Directions for this task: For this exercise, return all the data exactly as it stands.

Data for this exercise:
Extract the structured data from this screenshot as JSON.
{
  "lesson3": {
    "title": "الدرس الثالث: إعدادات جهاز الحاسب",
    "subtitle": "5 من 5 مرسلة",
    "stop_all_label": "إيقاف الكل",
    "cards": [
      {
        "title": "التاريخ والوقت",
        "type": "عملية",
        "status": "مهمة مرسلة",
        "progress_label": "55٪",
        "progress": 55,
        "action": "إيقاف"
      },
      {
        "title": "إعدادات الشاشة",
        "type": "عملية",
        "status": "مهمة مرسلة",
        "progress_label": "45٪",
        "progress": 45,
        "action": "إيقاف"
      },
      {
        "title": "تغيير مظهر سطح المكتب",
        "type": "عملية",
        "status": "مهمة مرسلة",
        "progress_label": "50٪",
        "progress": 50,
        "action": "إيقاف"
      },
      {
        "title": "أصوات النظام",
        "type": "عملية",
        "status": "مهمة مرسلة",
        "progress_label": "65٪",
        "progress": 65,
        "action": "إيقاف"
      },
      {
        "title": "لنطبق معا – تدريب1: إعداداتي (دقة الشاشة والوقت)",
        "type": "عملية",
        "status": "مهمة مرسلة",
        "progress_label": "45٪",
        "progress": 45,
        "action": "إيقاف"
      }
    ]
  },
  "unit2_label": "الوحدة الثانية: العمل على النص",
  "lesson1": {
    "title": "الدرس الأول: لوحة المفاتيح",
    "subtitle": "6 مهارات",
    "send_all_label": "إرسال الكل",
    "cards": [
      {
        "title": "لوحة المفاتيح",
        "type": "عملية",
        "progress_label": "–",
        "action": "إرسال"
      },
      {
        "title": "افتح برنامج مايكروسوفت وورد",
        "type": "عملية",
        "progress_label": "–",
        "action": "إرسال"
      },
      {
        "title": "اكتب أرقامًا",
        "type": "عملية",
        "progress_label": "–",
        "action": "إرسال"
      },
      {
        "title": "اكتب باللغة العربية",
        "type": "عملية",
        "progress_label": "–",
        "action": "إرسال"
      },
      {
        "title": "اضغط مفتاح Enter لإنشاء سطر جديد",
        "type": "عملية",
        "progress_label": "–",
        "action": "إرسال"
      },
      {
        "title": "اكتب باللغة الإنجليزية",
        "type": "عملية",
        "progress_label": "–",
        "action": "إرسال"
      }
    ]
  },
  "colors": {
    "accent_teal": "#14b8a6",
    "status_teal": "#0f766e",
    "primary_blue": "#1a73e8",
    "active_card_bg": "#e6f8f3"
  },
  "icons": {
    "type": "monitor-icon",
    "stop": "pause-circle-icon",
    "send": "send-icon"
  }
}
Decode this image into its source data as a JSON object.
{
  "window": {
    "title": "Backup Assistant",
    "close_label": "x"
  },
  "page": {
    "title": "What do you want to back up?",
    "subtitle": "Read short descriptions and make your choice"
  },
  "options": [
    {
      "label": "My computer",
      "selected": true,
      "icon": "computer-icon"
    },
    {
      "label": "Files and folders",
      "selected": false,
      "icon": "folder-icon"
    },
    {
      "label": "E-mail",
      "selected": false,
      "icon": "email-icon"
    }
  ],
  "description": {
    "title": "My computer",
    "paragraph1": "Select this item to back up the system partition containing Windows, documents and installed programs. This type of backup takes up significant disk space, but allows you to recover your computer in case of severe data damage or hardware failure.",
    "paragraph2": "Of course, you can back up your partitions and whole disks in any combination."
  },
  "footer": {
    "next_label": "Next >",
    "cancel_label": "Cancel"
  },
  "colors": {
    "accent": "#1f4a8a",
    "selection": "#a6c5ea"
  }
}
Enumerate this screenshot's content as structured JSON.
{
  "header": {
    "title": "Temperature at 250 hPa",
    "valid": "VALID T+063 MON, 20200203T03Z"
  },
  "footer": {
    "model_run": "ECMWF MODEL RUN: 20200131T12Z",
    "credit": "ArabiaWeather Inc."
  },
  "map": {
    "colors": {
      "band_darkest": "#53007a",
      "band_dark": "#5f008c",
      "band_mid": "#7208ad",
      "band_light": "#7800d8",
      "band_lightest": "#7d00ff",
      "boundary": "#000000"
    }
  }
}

Result for this exercise:
Extract the structured data from this screenshot as JSON.
{
  "lesson3": {
    "title": "الدرس الثالث: إعدادات جهاز الحاسب",
    "subtitle": "5 من 5 مرسلة",
    "stop_all_label": "إيقاف الكل",
    "cards": [
      {
        "title": "التاريخ والوقت",
        "type": "عملية",
        "status": "مهمة مرسلة",
        "progress_label": "55٪",
        "progress": 55,
        "action": "إيقاف"
      },
      {
        "title": "إعدادات الشاشة",
        "type": "عملية",
        "status": "مهمة مرسلة",
        "progress_label": "45٪",
        "progress": 45,
        "action": "إيقاف"
      },
      {
        "title": "تغيير مظهر سطح المكتب",
        "type": "عملية",
        "status": "مهمة مرسلة",
        "progress_label": "50٪",
        "progress": 50,
        "action": "إيقاف"
      },
      {
        "title": "أصوات النظام",
        "type": "عملية",
        "status": "مهمة مرسلة",
        "progress_label": "65٪",
        "progress": 65,
        "action": "إيقاف"
      },
      {
        "title": "لنطبق معا – تدريب1: إعداداتي (دقة الشاشة والوقت)",
        "type": "عملية",
        "status": "مهمة مرسلة",
        "progress_label": "45٪",
        "progress": 45,
        "action": "إيقاف"
      }
    ]
  },
  "unit2_label": "الوحدة الثانية: العمل على النص",
  "lesson1": {
    "title": "الدرس الأول: لوحة المفاتيح",
    "subtitle": "6 مهارات",
    "send_all_label": "إرسال الكل",
    "cards": [
      {
        "title": "لوحة المفاتيح",
        "type": "عملية",
        "progress_label": "–",
        "action": "إرسال"
      },
      {
        "title": "افتح برنامج مايكروسوفت وورد",
        "type": "عملية",
        "progress_label": "–",
        "action": "إرسال"
      },
      {
        "title": "اكتب أرقامًا",
        "type": "عملية",
        "progress_label": "–",
        "action": "إرسال"
      },
      {
        "title": "اكتب باللغة العربية",
        "type": "عملية",
        "progress_label": "–",
        "action": "إرسال"
      },
      {
        "title": "اضغط مفتاح Enter لإنشاء سطر جديد",
        "type": "عملية",
        "progress_label": "–",
        "action": "إرسال"
      },
      {
        "title": "اكتب باللغة الإنجليزية",
        "type": "عملية",
        "progress_label": "–",
        "action": "إرسال"
      }
    ]
  },
  "colors": {
    "accent_teal": "#14b8a6",
    "status_teal": "#0f766e",
    "primary_blue": "#1a73e8",
    "active_card_bg": "#e6f8f3"
  },
  "icons": {
    "type": "monitor-icon",
    "stop": "pause-circle-icon",
    "send": "send-icon"
  }
}
Decode this image into its source data as a JSON object.
{
  "window": {
    "title": "Backup Assistant",
    "close_label": "x"
  },
  "page": {
    "title": "What do you want to back up?",
    "subtitle": "Read short descriptions and make your choice"
  },
  "options": [
    {
      "label": "My computer",
      "selected": true,
      "icon": "computer-icon"
    },
    {
      "label": "Files and folders",
      "selected": false,
      "icon": "folder-icon"
    },
    {
      "label": "E-mail",
      "selected": false,
      "icon": "email-icon"
    }
  ],
  "description": {
    "title": "My computer",
    "paragraph1": "Select this item to back up the system partition containing Windows, documents and installed programs. This type of backup takes up significant disk space, but allows you to recover your computer in case of severe data damage or hardware failure.",
    "paragraph2": "Of course, you can back up your partitions and whole disks in any combination."
  },
  "footer": {
    "next_label": "Next >",
    "cancel_label": "Cancel"
  },
  "colors": {
    "accent": "#1f4a8a",
    "selection": "#a6c5ea"
  }
}
Enumerate this screenshot's content as structured JSON.
{
  "header": {
    "title": "Temperature at 250 hPa",
    "valid": "VALID T+063 MON, 20200203T03Z"
  },
  "footer": {
    "model_run": "ECMWF MODEL RUN: 20200131T12Z",
    "credit": "ArabiaWeather Inc."
  },
  "map": {
    "colors": {
      "band_darkest": "#53007a",
      "band_dark": "#5f008c",
      "band_mid": "#7208ad",
      "band_light": "#7800d8",
      "band_lightest": "#7d00ff",
      "boundary": "#000000"
    }
  }
}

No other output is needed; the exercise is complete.